SPRINGFIELD — A bill levying a 7-cent tax on plastic and paper shopping bags advanced out of the state Senate’s revenue committee Wednesday with its sponsor promising to bring an amended proposal back to the committee in the coming weeks.
There was unanimous approval to advance the bag tax, Senate Bill 1240, from five Democrats and two Republicans present at the committee.
The bill’s sponsor, state Sen. Terry Link, a Waukegan Democrat, said the legislation would be amended after negotiations with Democratic Gov. J.B. Pritzker’s office.
Pritzker’s proposed budget includes $20 million in anticipated revenue from the tax.
“I’m working with the governor’s office to get the bill that they want and we want together,” Link said.
Link’s bill in its current form levies a 7-cent tax, with 2 cents being kept by the retailer to cover the costs of implementing the tax.
The other 5 cents would be collected by the state, with 2 cents going directly to the general revenue fund and another 3 cents deposited in the Checkout Bag Tax fund, which would fund solid waste management programs in the counties in which the tax was collected.
Link said these distributions of the revenue would be subject to change after negotiations.
The bill excludes the municipalities of Chicago, Oak Park and any other municipality that had a bag tax on the books as of Feb. 1, 2018. The tax in SB 1240 is currently structured the same as Chicago’s tax.
“We wouldn’t want to add 7 cents on top of their already 7 cents,” Link said.
The Illinois Retail Merchants Association filed in support. Rob Karr, IRMA’s president, said the group is supportive because of the comprehensiveness of the plan in its promotion of solid waste management.
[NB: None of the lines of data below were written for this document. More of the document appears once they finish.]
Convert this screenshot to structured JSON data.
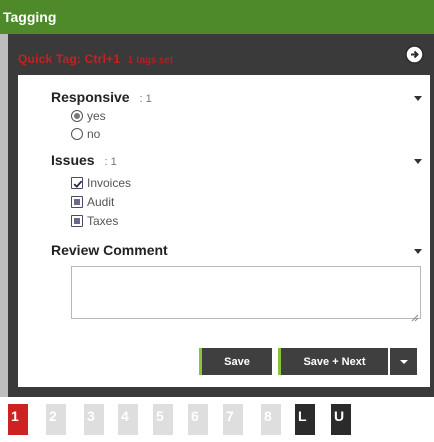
{
  "window": {
    "title": "Tagging"
  },
  "quick_tag": {
    "label": "Quick Tag: Ctrl+1",
    "sub": "1 tags set"
  },
  "sections": {
    "responsive": {
      "label": "Responsive",
      "count": ": 1",
      "options": [
        {
          "label": "yes",
          "selected": true
        },
        {
          "label": "no",
          "selected": false
        }
      ]
    },
    "issues": {
      "label": "Issues",
      "count": ": 1",
      "options": [
        {
          "label": "Invoices",
          "state": "checked"
        },
        {
          "label": "Audit",
          "state": "partial"
        },
        {
          "label": "Taxes",
          "state": "partial"
        }
      ]
    },
    "review_comment": {
      "label": "Review Comment",
      "value": ""
    }
  },
  "buttons": {
    "save": "Save",
    "save_next": "Save + Next"
  },
  "tag_numbers": [
    {
      "label": "1",
      "state": "active"
    },
    {
      "label": "2",
      "state": "inactive"
    },
    {
      "label": "3",
      "state": "inactive"
    },
    {
      "label": "4",
      "state": "inactive"
    },
    {
      "label": "5",
      "state": "inactive"
    },
    {
      "label": "6",
      "state": "inactive"
    },
    {
      "label": "7",
      "state": "inactive"
    },
    {
      "label": "8",
      "state": "inactive"
    },
    {
      "label": "L",
      "state": "dark"
    },
    {
      "label": "U",
      "state": "dark"
    }
  ],
  "colors": {
    "title_bar": "#4e8a2a",
    "quick_tag_text": "#cc1f1f",
    "accent_green": "#8ac23a",
    "active_tag": "#cc2222"
  },
  "icons": {
    "go": "arrow-circle-right-icon",
    "caret": "chevron-down-icon",
    "dropdown": "caret-down-icon",
    "resize": "resize-grip-icon"
  }
}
He also said every bag tax passed around the country thus far has given a portion back to retailers to administer the cost.
The Illinois Restaurant Association filed in opposition to the bill. Currently, SB 1240 does not contain exemptions for carry-out bags used at restaurants, which are part of the legislation in Chicago.
At the moment, some environmental groups oppose the bag tax because of exceptions and pre-emptions included in the bill.
Still, Jack Darin, director of the Sierra Club environmental group that is currently opposed to the bill, said there’s “a lot to be excited about” with the bag tax and its potential to curb waste.
“Our concerns are about the pre-emption provisions,” Darin said. “What we view as a broad pre-emption of auxiliary containers.”
According to the bill, auxiliary containers include containers designed to be reusable, packaging for bulk items, newspaper bags, wraps for frozen foods and several other containers. They are pre-empted from taxation in the current bill.
The bill also exempts bags used to transport items purchased using the Supplemental Nutrition Assistance Program, or SNAP, also known as food stamps, or items purchased using other government aid programs.